Friday, July 27, 2018

Waiting for It

I don't have a long post today because I need to get back to writing. I'm moving back and forth between two first drafts. The nonfiction book about dress and appearance is almost done. The 1939 historical finally feels do-able.

This comes after days, months, years of struggle with both books. Books that simply refused to be written. This breakthrough on both fronts seems to suggest that some books can't be written until we believe they should exist. I started out with two ideas that I thought were good, that I thought would be great books. I wanted -- really, really, really wanted -- to write both books. I did research. I wrote. I edited and revised and tried again. I tried to pin down the elusive themes in each book. I kept telling myself and other people that both were coming along.

And I kept pulling my hair out. Then this summer both came together. That happened when I looked at the world and realized what it was that I needed to say. Once I knew that -- once I stopped playing it safe and making it pretty -- I could see both books as if they already exist. It isn't about outlining. It's about tuning in. I'm finally in flow.

For example, on Wednesday, I was at the ATM. Directly across the street, a blind man was walking into a restaurant on the arm of a younger man. That evening, I had a twist for the 1939 novel that fell into place because I had happened to re-watch a 6-minute documentary the day before. And then I saw the blind man going into the restaurant. I don't know if I will use the scene that I wrote and that now opens the book. But I now have the twist that will get me through the middle of the book.

With the nonfiction book about dress and appearance, I kept telling myself there was no reason I couldn't finish the last three chapters and the conclusions. Both were outlined. I had done the research. Why couldn't I write? And then I was watching the news. And I realized that I couldn't finish the book -- as much as I had struggled -- because I needed that moment when my theme fell into place. If I had finished a year or two ago, I wouldn't have understood what I needed to say with such clarity.

I'm sure I'm not the only writer who has had this experience. Anyone else have a story of struggling even more than usual with a first draft. Then finally having a moment of clarity when it all fell into place?

Back to work.


Donis Casey said...

Best of luck, Frankie! I have a couple of books that have been aborning for decades. Then again, even the books I manage to get written wait until the very last minute to come together.

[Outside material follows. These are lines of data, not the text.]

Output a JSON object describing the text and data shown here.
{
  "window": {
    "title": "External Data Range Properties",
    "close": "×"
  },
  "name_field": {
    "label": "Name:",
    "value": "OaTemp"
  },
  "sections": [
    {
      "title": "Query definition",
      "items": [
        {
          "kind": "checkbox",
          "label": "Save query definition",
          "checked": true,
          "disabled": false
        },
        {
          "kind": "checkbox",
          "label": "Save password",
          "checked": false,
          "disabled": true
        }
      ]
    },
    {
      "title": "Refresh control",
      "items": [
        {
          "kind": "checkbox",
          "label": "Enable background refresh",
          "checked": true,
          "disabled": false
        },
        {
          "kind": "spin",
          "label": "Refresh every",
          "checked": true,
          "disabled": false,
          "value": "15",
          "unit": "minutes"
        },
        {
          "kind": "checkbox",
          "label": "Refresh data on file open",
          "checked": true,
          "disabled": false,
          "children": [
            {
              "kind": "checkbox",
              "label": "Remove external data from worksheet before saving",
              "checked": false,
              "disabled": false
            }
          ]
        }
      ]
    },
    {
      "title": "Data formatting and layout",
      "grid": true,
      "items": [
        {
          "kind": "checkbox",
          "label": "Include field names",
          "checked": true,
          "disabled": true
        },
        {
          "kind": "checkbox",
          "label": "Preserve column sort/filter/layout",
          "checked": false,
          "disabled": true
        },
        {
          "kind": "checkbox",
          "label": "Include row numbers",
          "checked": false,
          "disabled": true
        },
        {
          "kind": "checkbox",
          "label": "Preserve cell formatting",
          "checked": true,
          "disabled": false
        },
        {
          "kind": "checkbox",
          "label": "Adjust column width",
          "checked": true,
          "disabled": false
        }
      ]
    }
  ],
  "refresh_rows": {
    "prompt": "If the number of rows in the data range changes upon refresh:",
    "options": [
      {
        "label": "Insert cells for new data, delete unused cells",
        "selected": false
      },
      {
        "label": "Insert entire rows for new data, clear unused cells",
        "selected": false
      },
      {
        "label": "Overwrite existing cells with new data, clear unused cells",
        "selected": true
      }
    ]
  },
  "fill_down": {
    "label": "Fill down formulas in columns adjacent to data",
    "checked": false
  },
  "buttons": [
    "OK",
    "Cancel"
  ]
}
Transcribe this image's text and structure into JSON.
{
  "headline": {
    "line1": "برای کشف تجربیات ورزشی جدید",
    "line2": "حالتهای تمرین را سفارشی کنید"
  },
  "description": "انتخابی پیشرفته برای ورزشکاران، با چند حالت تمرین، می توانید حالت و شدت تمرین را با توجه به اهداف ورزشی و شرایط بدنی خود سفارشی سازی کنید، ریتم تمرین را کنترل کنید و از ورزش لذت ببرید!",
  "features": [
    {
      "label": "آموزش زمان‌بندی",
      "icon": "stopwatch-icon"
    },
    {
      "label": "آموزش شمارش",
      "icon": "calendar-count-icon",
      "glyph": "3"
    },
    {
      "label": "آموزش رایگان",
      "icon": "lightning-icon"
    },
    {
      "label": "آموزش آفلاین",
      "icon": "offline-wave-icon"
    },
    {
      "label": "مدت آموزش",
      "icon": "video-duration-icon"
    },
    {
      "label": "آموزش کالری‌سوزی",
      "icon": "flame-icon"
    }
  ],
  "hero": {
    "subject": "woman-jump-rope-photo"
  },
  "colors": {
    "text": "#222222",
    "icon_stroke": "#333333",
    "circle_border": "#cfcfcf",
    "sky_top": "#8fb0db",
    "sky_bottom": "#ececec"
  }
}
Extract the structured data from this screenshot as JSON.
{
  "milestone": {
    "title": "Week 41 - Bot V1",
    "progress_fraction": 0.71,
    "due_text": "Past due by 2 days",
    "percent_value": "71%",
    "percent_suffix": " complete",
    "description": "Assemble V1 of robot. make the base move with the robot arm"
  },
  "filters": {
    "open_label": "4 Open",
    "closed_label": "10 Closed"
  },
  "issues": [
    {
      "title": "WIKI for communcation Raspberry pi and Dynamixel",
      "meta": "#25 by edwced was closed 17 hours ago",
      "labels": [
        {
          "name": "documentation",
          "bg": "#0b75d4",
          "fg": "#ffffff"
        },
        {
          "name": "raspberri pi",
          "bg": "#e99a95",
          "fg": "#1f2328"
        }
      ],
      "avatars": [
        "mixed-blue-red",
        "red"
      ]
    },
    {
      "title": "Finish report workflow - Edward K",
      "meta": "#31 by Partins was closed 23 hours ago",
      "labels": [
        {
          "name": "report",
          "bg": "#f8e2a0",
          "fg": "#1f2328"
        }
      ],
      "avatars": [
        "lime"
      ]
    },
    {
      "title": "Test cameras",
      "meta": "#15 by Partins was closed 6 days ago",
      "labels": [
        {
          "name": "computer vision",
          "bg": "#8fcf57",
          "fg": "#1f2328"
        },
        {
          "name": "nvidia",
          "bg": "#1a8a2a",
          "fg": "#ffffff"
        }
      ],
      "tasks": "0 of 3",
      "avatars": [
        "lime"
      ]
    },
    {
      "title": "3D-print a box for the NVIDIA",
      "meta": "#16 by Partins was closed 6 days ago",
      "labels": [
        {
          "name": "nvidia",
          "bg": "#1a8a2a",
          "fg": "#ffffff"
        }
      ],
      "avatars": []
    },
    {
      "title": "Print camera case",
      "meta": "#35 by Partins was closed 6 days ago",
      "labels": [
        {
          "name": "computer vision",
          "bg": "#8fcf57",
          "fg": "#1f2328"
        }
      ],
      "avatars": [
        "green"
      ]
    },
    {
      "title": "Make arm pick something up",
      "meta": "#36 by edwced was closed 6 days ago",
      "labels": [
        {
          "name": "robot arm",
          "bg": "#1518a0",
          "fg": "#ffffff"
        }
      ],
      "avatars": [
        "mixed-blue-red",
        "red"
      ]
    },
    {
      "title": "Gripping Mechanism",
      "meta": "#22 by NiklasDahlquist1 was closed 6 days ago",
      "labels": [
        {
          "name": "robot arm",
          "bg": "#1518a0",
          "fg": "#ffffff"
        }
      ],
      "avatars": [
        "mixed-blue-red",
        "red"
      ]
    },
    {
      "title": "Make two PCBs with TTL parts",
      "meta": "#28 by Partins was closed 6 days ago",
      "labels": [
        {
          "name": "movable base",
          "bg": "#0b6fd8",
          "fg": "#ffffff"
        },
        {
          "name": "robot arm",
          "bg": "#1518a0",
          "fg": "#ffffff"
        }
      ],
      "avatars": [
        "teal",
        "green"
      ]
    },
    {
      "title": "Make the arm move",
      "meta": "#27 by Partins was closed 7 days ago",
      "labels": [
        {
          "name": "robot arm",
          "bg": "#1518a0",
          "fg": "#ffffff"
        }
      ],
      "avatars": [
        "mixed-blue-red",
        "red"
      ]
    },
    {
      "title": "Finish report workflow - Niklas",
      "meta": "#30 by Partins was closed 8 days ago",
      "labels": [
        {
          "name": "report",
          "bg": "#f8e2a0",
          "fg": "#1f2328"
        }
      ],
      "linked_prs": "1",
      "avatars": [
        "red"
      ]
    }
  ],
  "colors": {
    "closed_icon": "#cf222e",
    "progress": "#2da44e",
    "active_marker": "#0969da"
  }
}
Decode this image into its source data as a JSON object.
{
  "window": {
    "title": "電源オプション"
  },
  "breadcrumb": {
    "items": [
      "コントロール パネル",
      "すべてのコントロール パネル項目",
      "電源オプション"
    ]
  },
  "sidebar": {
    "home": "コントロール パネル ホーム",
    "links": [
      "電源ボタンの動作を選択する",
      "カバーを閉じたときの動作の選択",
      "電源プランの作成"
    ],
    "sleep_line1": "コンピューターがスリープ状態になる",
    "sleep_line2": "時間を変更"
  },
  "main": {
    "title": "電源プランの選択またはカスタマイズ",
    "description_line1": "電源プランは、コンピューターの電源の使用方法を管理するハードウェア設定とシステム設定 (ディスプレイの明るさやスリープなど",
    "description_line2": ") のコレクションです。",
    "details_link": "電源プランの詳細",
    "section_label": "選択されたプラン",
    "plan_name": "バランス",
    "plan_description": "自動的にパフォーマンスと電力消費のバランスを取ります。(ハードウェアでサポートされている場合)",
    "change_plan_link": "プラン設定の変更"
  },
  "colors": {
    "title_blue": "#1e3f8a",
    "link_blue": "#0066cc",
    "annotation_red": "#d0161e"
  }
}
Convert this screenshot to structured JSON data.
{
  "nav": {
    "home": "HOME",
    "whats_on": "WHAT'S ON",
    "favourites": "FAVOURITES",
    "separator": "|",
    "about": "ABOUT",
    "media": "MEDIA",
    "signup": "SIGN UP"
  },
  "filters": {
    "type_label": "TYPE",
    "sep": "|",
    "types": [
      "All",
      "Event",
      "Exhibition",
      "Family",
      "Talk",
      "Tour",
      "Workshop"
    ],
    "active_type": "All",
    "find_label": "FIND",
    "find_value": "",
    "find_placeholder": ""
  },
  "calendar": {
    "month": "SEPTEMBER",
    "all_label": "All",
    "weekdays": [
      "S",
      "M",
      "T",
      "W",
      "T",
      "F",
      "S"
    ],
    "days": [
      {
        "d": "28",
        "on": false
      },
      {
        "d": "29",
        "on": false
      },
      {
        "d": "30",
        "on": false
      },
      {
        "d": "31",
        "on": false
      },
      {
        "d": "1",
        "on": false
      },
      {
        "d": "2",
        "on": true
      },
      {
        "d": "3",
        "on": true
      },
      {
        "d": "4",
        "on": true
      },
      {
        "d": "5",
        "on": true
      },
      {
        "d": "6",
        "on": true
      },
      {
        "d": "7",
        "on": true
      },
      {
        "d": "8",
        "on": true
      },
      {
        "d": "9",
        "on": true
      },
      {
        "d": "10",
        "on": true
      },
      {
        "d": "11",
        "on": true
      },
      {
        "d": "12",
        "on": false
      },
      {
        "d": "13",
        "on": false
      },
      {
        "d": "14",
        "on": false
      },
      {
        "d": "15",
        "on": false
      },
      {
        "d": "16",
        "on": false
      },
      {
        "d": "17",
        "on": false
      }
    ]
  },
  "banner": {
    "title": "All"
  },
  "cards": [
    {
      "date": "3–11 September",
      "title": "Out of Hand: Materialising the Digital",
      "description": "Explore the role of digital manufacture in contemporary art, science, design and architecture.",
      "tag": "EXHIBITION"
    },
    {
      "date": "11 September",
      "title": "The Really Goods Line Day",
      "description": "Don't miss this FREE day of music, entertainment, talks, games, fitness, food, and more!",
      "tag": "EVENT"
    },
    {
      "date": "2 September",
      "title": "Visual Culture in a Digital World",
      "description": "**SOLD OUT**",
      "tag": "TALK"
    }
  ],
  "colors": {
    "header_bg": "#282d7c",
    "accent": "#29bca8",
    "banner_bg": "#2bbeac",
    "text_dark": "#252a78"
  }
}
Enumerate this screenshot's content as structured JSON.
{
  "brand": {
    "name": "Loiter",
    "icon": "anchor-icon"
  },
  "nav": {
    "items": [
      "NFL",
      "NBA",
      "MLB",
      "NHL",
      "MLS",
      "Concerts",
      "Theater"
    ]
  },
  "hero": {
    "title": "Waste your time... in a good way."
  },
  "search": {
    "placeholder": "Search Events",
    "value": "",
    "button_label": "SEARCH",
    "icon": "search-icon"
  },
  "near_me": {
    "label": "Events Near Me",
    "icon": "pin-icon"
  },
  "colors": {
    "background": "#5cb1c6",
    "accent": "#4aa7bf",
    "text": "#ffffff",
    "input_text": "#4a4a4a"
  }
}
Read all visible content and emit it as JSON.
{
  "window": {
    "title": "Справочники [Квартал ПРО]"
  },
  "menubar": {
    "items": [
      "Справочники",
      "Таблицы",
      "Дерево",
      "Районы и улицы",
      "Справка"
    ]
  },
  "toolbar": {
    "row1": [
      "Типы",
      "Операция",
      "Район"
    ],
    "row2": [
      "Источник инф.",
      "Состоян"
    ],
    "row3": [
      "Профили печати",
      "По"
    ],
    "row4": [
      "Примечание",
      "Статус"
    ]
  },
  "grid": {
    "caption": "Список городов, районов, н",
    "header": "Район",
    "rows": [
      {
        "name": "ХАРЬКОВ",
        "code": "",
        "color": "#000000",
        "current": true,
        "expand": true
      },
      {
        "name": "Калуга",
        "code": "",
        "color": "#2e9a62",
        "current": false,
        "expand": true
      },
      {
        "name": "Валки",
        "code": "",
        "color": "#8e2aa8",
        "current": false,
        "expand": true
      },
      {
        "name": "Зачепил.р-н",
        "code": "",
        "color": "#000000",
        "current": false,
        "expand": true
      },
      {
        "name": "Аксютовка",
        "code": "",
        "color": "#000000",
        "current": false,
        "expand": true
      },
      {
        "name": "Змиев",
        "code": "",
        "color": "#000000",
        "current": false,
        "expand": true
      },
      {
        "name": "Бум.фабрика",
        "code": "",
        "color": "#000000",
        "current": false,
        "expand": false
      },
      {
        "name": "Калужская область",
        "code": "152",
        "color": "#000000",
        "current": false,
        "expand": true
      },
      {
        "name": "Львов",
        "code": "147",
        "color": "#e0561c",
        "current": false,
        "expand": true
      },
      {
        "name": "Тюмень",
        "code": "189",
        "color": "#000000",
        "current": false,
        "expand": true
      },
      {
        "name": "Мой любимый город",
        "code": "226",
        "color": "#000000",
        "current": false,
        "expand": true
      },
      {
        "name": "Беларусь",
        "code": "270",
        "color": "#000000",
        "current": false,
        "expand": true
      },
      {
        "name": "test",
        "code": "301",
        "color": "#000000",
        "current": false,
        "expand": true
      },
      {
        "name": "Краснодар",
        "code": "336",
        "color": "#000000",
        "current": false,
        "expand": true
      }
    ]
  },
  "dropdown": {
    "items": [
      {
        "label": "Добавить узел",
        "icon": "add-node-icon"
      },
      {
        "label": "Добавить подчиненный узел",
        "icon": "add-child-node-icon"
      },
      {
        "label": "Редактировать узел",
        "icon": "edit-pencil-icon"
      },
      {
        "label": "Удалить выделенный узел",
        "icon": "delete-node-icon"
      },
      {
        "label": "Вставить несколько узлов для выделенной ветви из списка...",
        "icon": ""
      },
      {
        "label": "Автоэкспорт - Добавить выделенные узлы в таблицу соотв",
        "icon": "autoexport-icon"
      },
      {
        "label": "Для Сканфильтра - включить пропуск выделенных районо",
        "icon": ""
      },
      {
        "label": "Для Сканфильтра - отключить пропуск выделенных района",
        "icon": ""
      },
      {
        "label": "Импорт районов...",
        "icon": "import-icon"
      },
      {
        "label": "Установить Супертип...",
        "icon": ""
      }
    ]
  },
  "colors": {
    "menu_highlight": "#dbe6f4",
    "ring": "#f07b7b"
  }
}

Frankie Y. Bailey said...

Thanks, Donis. If I can get both of these done by the end of the year, I am going to treat myself to a major celebration.

Anna said...

Frankie, this post is very timely for me. I have been fighting with my urgent nonfiction WIP for years, telling my fiction not-quite-WIP to shut up and remain in second place (meanwhile taking notes for it without letting it know). Recently I've been asking myself whether I can alternate between the two projects, keep both happy, and move ahead with both while still keeping my day job. Is the ideal possible? Maybe it is. Thanks!

Frankie Y. Bailey said...

Hi Anna,

I finally decided it would have to be possible. I kept thinking about one while working on the other. Sometimes I even got ideas for the novel while doing research for the nonfiction. And I have always done that with the books in my series.

But this time, with the standalone, I kept thinking I needed to focus. But it turns out -- especially now that I have momentum -- that it actually helps to go back and forth. I don't work on either to the point of exhaustion. I can start with the fiction in the morning, write a little, do some plotting and research. Then in the afternoon and evening, I go back to the nonfiction. Sometimes I literally move to another location when I'm ready to switch.

Give it a try, and let me know how it goes. I'm always happy to hear someone else is writing both. It's a challenge.